Compliments of the season. I am about 61 years old and have been managing Diabetic Mellitus for years now. Recently, I developed diabetic foot. Although I am managing it but not too well. Please share highlights about this problem.
Thanks Labaran for your question. People with diabetes are prone to foot problems that develop due to prolonged periods of high blood sugar levels. Diabetic neuropathy and peripheral vascular disease are the two main foot problems that occur, and both can have serious complications. Diabetes is a disease that causes faulty or insufficient insulin production or low sensitivity to insulin. Insulin is an essential hormone that is responsible for helping cells absorb sugar from the blood to use for energy.
Prolonged periods of high sugar levels in the blood can damage many areas of the body, including the feet.
Diabetic neuropathy can numb the feet, reducing awareness of wounds, infections, and tight shoes. Over time, diabetes can cause nerve damage that leads to numbness in the feet. This can make it hard for people with diabetes to feel sensation in their extremities. The condition also makes it difficult for a person with diabetes to feel irritation, soreness, or infection on the feet.
If a person does not receive treatment for an infection, ulcers and even gangrene can develop. If a person develops gangrene, they may require an amputation.
What are the symptoms?
Foot symptoms of diabetes vary from person to person and may depend on the specific issues a person is experiencing at the time.
However, symptoms might include: A loss of feeling and numbness or tingling sensation.
Blisters or other wounds without pain.
Skin discoloration and temperature changes.
Wounds with or without drainage and painful tingling.
Staining on socks.
What are the complications? If gangrene develops due to an unnoticed wound, a doctor may suggest amputation.
Foot ulcers or wounds that do not heal and infections, including skin infections, bone infections and, and abscesses.
Gangrene, when an infection causes tissue death and foot deformity.
Charcot’s foot, which alters the shape of the feet as bones in the foot and toe shift or break
When should you see a doctor? Changes in skin color on the foot.
Swelling in the foot or ankle.
Temperature changes in the feet and persistent sores on the feet.
Pain or tingling in the feet or ankles and ingrowing toenails.
Athlete’s foot or other fungal infections of the feet and dry, cracked skin on the heels
What are the treatment options?

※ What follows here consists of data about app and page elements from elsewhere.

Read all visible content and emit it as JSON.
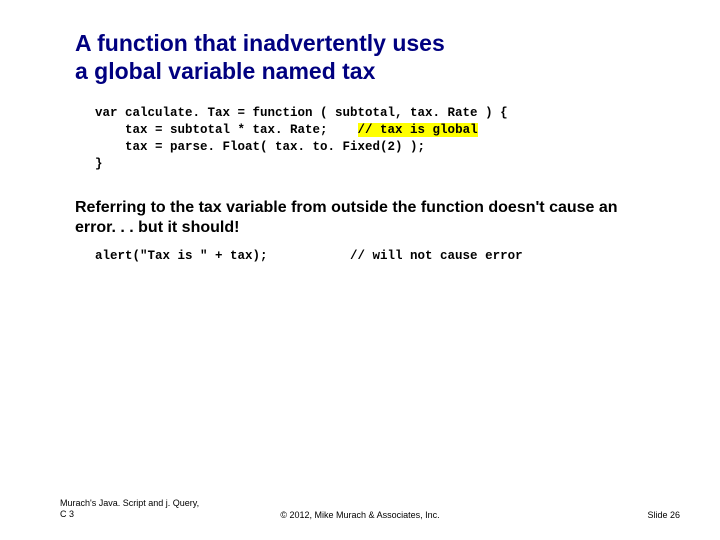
{
  "title_line1": "A function that inadvertently uses",
  "title_line2": "a global variable named tax",
  "code1": {
    "l1": "var calculate. Tax = function ( subtotal, tax. Rate ) {",
    "l2a": "    tax = subtotal * tax. Rate;    ",
    "l2b": "// tax is global",
    "l3": "    tax = parse. Float( tax. to. Fixed(2) );",
    "l4": "}"
  },
  "subheading": "Referring to the tax variable from outside the function doesn't cause an error. . . but it should!",
  "code2": {
    "l1": "alert(\"Tax is \" + tax);           // will not cause error"
  },
  "footer": {
    "left_line1": "Murach's Java. Script and j. Query,",
    "left_line2": "C 3",
    "center": "© 2012, Mike Murach & Associates, Inc.",
    "right": "Slide 26"
  }
}
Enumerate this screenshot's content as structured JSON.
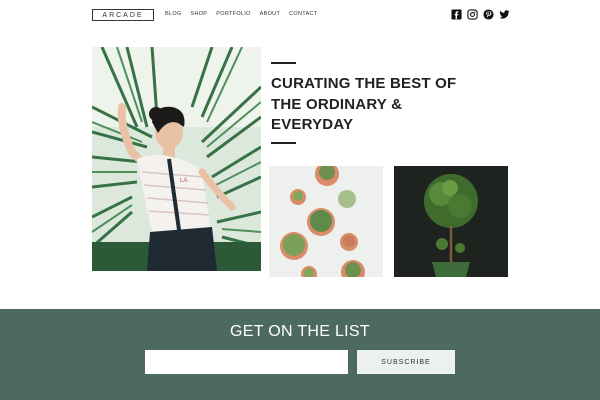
{
  "header": {
    "logo": "ARCADE",
    "nav": [
      "BLOG",
      "SHOP",
      "PORTFOLIO",
      "ABOUT",
      "CONTACT"
    ],
    "social_icons": [
      "facebook-icon",
      "instagram-icon",
      "pinterest-icon",
      "twitter-icon"
    ]
  },
  "hero": {
    "headline": "CURATING THE BEST OF THE ORDINARY & EVERYDAY"
  },
  "newsletter": {
    "title": "GET ON THE LIST",
    "email_value": "",
    "subscribe_label": "SUBSCRIBE"
  },
  "colors": {
    "footer_bg": "#4d6a5e",
    "button_bg": "#eaf1ee",
    "text": "#222222"
  }
}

Treatment for diabetic foot problems varies according to the severity of the condition. A range of surgical and nonsurgical options is available.
A doctor will first attempt to treat diabetic foot problems without using surgery. Some methods include:

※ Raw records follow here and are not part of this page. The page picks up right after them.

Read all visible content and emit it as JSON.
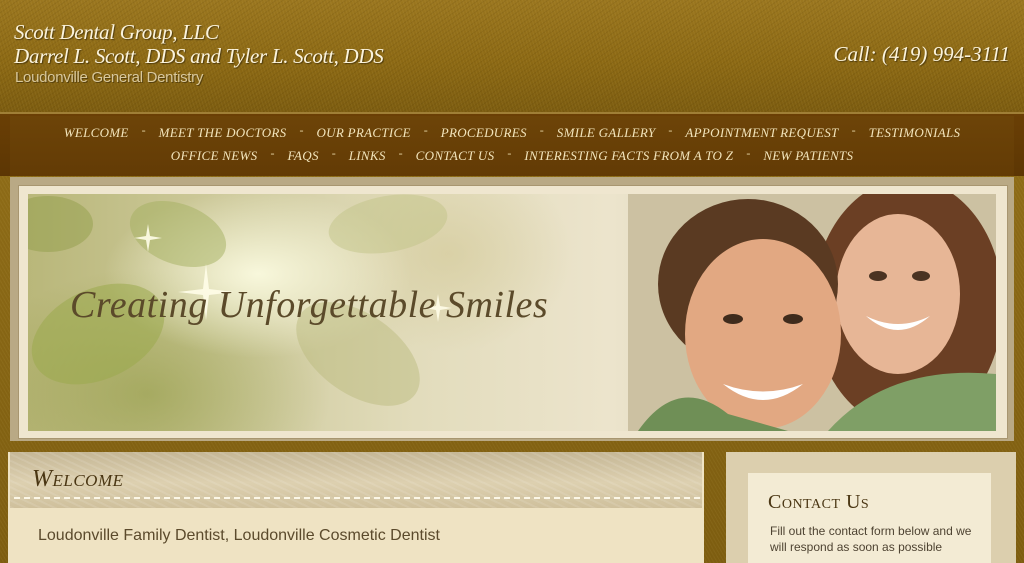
{
  "header": {
    "line1": "Scott Dental Group, LLC",
    "line2": "Darrel L. Scott, DDS and Tyler L. Scott, DDS",
    "subtitle": "Loudonville General Dentistry",
    "phone": "Call: (419) 994-3111"
  },
  "nav": {
    "separator": "-",
    "row1": [
      {
        "label": "WELCOME"
      },
      {
        "label": "MEET THE DOCTORS"
      },
      {
        "label": "OUR PRACTICE"
      },
      {
        "label": "PROCEDURES"
      },
      {
        "label": "SMILE GALLERY"
      },
      {
        "label": "APPOINTMENT REQUEST"
      },
      {
        "label": "TESTIMONIALS"
      }
    ],
    "row2": [
      {
        "label": "OFFICE NEWS"
      },
      {
        "label": "FAQS"
      },
      {
        "label": "LINKS"
      },
      {
        "label": "CONTACT US"
      },
      {
        "label": "INTERESTING FACTS FROM A TO Z"
      },
      {
        "label": "NEW PATIENTS"
      }
    ]
  },
  "banner": {
    "tagline": "Creating Unforgettable Smiles"
  },
  "welcome": {
    "title": "Welcome",
    "subtitle": "Loudonville Family Dentist, Loudonville Cosmetic Dentist"
  },
  "sidebar": {
    "contact_title": "Contact Us",
    "contact_text": "Fill out the contact form below and we will respond as soon as possible"
  },
  "colors": {
    "header_gold": "#8c6914",
    "nav_brown": "#633b05",
    "panel_cream": "#efe3c3",
    "title_brown": "#4a3613"
  }
}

Keeping wounds clean and dressed.
Wearing immobilization devices, such as a cast boot or total contact cast.
Closely observing any gangrene on the toes until self-amputation occurs, which is when the toes fall off due to lack of blood flow.
When nonsurgical treatment does not successfully heal diabetic foot problems, the doctor might consider surgery. Surgical options include: The removal of decaying or dead tissue.
Amputation, ranging from single toe or sections of foot to amputation of the leg below or even above the knee
Surgical stabilization of Charcot’s Foot.
An arterial bypass for peripheral vascular disease, which assists blood flow to the area
Endovascular surgery with placement of stents, which uses small devices to keep blood vessels open.
Diabetic foot care
A person should try to wash the feet every day.Keeping feet healthy is critical, and a person should be vigilant about foot hygiene. They can take the following steps:Wear supportive shoes and socks How to prevent it? While controlling blood sugar by following the recommended diabetes treatment plans is the best way to prevent these serious problems, self-care and regular check-ups with a doctor can also help prevent problems from developing. Download Daily Trust News App
Click here to view original web page at I am suffering from diabetic foot